Without tangible change in the next 18 months, Burundi could sink back into the chaos from which it has begun to emerge. As the outgoing president, Domitien Ndayizeye, told us, while he is trying to persuade the international community that Burundi has attained an "acceptable" level of good government, growing popular frustration makes the continuance of that good government even harder.
A hectic week of trips and meetings left me feeling deep frustration at the catch-22 situation that refuses investment until stability is confirmed and thereby tends to perpetuate the instability that creates the problem. Our thinking about the need for democracy and accountability before aid or investment is fine in the abstract. In practice, in places like Burundi, holding back until all possible conditions are met may simply intensify the risks.
All this is compounded by a worrying level of hostility or cynicism in some educated circles about what might be called the "development establishment". There is resentment about people, who apparently enjoy standards and styles of life very remote from those of most others, imposing structures of development and levels of provision that do not belong and cannot be sustained.

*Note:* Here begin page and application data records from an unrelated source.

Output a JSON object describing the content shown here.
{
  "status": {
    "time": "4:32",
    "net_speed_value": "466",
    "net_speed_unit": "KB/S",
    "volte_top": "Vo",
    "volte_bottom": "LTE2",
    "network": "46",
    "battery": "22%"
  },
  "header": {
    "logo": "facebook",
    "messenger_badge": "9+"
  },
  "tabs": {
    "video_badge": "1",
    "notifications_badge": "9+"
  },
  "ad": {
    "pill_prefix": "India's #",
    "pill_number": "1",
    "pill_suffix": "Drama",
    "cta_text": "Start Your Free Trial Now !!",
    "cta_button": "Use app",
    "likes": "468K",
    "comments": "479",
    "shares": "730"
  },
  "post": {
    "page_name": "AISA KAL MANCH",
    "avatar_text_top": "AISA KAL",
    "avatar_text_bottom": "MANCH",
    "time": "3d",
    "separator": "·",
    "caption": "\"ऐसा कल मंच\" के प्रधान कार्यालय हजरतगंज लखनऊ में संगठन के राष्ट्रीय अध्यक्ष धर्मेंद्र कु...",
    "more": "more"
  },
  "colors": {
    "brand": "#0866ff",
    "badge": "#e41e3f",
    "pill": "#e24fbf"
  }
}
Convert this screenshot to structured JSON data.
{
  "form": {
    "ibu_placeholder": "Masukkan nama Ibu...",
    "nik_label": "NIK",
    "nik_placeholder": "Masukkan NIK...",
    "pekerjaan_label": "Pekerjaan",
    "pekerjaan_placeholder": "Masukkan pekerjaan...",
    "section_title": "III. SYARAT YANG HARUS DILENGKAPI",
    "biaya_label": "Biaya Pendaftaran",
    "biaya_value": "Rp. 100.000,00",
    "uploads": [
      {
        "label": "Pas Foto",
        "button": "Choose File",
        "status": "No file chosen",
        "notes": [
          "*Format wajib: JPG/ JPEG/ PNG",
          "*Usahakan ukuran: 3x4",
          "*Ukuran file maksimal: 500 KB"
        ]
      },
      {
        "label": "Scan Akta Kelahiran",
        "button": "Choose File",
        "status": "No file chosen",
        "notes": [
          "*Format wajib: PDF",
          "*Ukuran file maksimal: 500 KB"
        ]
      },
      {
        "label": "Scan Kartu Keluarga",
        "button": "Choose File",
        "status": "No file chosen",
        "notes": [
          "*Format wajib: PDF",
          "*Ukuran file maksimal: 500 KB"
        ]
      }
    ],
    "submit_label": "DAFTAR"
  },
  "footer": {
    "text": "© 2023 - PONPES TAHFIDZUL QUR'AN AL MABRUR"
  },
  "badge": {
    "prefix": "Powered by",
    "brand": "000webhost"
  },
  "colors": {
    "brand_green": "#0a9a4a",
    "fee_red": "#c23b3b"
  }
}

It is possible, critics say, to set your short-term sights too high; for example, in creating health education services or fixing unrealistic expectations of teachers' salaries. And there is scepticism about a culture of "capacity-building" conferences that do not connect adequately with real lives. The criticism may be unfair but it takes its toll.
Burundi urgently needs much higher levels of aid and investment; it needs outside sponsors to take advantage of what could be a brief window of stability. It needs a new regime for the funding of healthcare. But it also poses a bigger question about aid methods generally.
Who is able to deliver development goals at grass roots? Who can provide basic literacy and health education, especially for women; basic economic capacity, to move away from subsistence farming towards modest enterprise?
The answer is not unequivocally welcome to many governments and many NGOs. For churches and other faith groups are often the only networks that have sufficient credibility and reach to deliver. Real advances have to lie in more and better partnerships with such groups.
The Mothers' Union is one of those Anglican agencies regarded with a rather patronising affection by large sections of the British public - part of the warm beer, church bells and cricket-on-the-green image of a rather tired Englishness. This is an image that is ludicrously wide of the mark. In much of Africa, it is quite simply the most effective agency for the empowerment of women. Burundi is a majority Roman Catholic country, with international Catholic aid agencies at work; but the Mothers' Union remains an important player. Its creation of a network of literacy schemes, of programmes for sex education and nutritional advice, of training in conflict resolution, of micro-finance projects and trading initiatives, all have immense potential. How is this potential to be developed?
It hardly needs saying that faith organisations are not problem-free. Churches and faith-based groups in Africa have sometimes been slow to condemn the tribalism that scars so many societies; they have not been immune to corruption, and they have been defensive about outside challenges over transparency and accountability. At the official level, they can still be alarmingly insensitive about the role of women. But they do have credibility; and no scheme that bypasses or ignores them can claim comparable scope. They continue to reach the parts other agencies don't.
Time is short, for many countries. Will governments and the aid establishment rise to the challenge of supporting the kind of grass roots development that does not depend on the elephantine slowness of negotiation about whether a country has arrived at a tolerable level of stability? If partnership with local faith-based projects can make even a small immediate difference to opening up real and practical advances, is it not something that the donor community should be looking at rather harder?Reuse content